Top NavTop NavTop Nav

Responsible Conduct of Research

CSUEB Responsible Conduct of Research Training

CSUEB requires all the appropriate training and oversight in ethical conduct of research to all undergraduates, gradate students and postdoctoral researchers who are supported by National Science Foundation (NSF).  Responsible Conduct of Research training (RCR) is required when CSUEB applies and receives financial assistance from the NSF.  This requirement is pursuant to Section 7009 of the America Creating Opportunities to Meaningfully Promote Excellence in Technology, Education, and Science (America COMPETES) Act, which states that ‘‘each institution that applies for financial assistance from the Foundation for science and engineering research or education describe in its grant proposal a plan to provide appropriate training and oversight in the responsible and ethical conduct of research to undergraduate students, graduate students, and postdoctoral researchers participating in the proposed research project.”

The requirements are in two sections of Title VII, which authorizes NSF funding: Section 7008 – Postdoctoral research fellows, and Section 7009 – Responsible conduct of research. For more information, go to General Responsible Conduct of Research (RCR) training resources, including training on ethics, are accessible at

The CITI Course in the Responsible Conduct of Research can be accessed here:

If you need access to this training please send an email to requesting access to this training and someone from ORSP will follow up with your request.

Roles and Responsibilities



  • Upon verification that an NSF award is received ORSP staff must notify PI of this training requirement when applicable. This can be done prior to orientation.
  • Providing RCR training to all required personnel (Currently done via CITI Training)
  • Verification of training completion.
  • Reporting all instances of non-compliance to Institutional Official

Principal Investigator (PI)

  • Ensuring all personnel subject to this training complete this training prior to working on any NSF awarded project.
  • Maintaining records of completion for all personnel who are working on their NSF funded projects that are subject to this training requirement.
  • Notifying ORSP of any change in personnel to ensure compliance with this policy.


Update:  Memo from NSF August 2017:



SUBJECT: Training in Responsible Conduct of Research – A Reminder of the NSF Requirement

The National Science Foundation (NSF) requires that each institution submitting a proposal certify that it has a plan to provide appropriate training and oversight in the ethical conduct of research to all undergraduates, graduate students, and postdoctoral researchers who will be supported by NSF to conduct research. The institutions are responsible for verifying that the training has been received. This is in accordance with the 2007 America COMPETES Act.

The NSF recognizes the importance of research integrity and the responsible and ethical conduct of research. The scientific research enterprise is critical to our nation, and its progress depends on maintaining integrity in the process of conducting research. A recent report by the National Academies of Sciences, Engineering, and Medicine, called Fostering Integrity in Research, notes that the core values and guiding norms underpinning research integrity are crucial to assure that new generations of researchers are able to meet the challenges of a dynamic research environment.

NSF’s Responsible Conduct of Research (RCR) requirement applies to the breadth of research disciplines the Foundation funds and the different educational levels of the students and post-doctoral researchers the agency supports.

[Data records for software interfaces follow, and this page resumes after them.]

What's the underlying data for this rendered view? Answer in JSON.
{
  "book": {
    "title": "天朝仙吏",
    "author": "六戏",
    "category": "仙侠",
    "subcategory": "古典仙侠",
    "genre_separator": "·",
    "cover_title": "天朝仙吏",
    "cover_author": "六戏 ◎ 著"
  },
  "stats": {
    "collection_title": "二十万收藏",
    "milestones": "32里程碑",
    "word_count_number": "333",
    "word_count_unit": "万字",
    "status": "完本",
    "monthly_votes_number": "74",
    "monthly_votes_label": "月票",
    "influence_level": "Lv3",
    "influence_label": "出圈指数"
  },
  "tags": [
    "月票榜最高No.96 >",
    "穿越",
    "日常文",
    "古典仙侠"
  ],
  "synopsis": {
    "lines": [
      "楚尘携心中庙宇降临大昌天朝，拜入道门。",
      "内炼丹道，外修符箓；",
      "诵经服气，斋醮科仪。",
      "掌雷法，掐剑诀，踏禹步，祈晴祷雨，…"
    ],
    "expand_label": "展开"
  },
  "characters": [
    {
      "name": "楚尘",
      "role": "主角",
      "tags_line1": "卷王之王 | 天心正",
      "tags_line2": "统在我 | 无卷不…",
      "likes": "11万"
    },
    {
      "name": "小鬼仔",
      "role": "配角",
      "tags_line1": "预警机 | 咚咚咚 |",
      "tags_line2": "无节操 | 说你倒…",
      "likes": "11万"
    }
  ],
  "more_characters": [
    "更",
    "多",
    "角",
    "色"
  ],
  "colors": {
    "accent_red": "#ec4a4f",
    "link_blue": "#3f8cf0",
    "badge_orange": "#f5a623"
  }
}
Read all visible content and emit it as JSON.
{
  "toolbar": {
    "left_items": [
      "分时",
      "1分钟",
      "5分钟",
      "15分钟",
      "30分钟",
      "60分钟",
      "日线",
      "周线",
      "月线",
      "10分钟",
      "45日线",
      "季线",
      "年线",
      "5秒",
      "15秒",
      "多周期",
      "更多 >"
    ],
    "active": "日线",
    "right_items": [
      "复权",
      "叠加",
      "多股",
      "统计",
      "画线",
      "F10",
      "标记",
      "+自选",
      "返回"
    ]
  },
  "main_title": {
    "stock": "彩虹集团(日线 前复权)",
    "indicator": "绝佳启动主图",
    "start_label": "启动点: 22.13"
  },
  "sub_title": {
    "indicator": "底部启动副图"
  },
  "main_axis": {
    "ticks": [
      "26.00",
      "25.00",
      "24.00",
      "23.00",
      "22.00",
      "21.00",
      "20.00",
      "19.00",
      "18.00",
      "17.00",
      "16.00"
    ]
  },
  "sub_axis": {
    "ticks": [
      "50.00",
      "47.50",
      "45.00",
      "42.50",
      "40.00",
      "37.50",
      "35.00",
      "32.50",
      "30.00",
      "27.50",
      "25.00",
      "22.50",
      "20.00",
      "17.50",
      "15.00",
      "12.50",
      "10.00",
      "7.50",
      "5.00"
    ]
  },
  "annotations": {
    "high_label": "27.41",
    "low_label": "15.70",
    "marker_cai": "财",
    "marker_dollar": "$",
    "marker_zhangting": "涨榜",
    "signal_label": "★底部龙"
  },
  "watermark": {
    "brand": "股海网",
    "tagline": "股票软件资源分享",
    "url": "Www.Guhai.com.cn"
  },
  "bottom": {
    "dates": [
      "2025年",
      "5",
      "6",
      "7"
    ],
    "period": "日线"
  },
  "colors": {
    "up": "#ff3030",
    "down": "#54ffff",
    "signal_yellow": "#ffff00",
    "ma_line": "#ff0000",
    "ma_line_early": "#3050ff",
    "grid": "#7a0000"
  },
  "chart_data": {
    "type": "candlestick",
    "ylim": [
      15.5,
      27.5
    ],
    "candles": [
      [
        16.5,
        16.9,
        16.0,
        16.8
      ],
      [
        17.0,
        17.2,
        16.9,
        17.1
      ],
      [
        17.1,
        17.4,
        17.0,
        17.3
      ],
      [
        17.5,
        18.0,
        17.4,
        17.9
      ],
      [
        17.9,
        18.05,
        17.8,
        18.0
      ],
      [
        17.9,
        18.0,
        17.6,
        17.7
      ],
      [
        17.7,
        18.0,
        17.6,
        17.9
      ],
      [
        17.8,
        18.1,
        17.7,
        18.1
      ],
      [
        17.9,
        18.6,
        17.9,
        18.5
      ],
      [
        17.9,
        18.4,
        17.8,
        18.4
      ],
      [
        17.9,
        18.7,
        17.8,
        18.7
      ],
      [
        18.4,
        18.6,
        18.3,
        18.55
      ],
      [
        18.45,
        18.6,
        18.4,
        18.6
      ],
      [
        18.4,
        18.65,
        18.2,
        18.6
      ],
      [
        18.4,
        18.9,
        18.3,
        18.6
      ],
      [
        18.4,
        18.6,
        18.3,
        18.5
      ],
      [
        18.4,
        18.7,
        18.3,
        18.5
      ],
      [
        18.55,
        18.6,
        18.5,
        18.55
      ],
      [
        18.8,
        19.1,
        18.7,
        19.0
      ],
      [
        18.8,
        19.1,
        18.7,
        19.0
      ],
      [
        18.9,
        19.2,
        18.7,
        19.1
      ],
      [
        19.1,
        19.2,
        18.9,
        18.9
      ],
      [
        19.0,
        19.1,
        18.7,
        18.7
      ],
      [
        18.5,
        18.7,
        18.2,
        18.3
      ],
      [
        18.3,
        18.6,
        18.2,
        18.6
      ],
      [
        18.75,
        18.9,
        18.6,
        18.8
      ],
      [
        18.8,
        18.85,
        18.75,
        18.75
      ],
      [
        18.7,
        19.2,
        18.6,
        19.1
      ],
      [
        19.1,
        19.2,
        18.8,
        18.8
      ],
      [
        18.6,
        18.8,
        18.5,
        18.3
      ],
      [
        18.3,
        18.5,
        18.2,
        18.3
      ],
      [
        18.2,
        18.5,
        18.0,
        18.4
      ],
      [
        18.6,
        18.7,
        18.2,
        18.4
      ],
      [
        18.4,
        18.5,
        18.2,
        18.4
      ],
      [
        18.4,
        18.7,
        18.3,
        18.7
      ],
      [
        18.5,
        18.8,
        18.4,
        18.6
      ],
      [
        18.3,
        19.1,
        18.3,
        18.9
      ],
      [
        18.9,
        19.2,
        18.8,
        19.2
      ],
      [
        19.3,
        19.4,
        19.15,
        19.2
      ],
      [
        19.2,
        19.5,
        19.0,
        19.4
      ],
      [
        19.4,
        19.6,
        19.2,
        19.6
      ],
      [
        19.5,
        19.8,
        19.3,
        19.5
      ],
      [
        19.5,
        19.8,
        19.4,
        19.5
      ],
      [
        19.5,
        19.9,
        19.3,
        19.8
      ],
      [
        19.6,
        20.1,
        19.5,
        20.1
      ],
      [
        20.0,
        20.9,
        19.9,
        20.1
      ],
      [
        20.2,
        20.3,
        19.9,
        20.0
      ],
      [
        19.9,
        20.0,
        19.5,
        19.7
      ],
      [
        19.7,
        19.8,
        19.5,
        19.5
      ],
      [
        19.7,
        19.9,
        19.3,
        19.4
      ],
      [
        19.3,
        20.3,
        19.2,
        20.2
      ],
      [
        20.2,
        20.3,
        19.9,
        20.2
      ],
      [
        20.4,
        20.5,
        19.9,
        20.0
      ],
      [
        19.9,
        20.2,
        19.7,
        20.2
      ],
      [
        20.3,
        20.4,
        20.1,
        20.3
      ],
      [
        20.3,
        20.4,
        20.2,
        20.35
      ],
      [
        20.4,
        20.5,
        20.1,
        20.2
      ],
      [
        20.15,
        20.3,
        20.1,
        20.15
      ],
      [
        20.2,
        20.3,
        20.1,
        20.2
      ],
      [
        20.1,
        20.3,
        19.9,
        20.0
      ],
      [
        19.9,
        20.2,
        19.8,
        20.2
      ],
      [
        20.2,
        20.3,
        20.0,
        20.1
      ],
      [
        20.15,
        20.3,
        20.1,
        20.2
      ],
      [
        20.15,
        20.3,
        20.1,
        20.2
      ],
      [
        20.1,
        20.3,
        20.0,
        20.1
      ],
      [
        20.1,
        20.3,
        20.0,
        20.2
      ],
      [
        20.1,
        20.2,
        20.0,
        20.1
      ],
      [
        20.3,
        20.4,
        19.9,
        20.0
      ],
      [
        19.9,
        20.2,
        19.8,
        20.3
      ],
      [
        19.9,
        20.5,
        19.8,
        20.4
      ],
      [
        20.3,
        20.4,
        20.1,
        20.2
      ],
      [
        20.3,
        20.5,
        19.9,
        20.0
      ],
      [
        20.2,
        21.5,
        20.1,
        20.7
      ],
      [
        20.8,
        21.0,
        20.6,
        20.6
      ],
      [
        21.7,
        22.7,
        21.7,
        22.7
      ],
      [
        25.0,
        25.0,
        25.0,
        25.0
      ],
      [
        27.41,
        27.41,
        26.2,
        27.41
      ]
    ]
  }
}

The training should be effective and appropriately tailored to the specific needs and circumstances at each university. Accordingly, it is the responsibility of each institution to determine both the focus and the delivery method for appropriate training.

The NSF Office of the Inspector General (OIG) has studied a sample of academic institutions to find out how they have implemented the RCR requirement. I encourage you to read the OIG report as well as the Fostering Integrity in Research report cited above. Both of these reports draw attention to the importance of maximizing the effectiveness of RCR education. The OIG report suggests that universities could
benefit from best practices. I would like to draw your attention to Chapters 9 and 10 in the Fostering Integrity in Research report to learn more about some best practices and the many resources available for RCR educational materials and strategies.


I believe we can all do more to achieve and demonstrate the effectiveness of RCR training and improve strategies for fostering research integrity. This will continue to be a topic of discussion at NSF, including the National Science Board, and among the scientific societies, universities, colleges, and other institutions involved in the research enterprise. Thank you for your continued commitment and dedication to this important endeavor.

France A. Córdova Director

© California State University, East Bay. All Rights Reserved.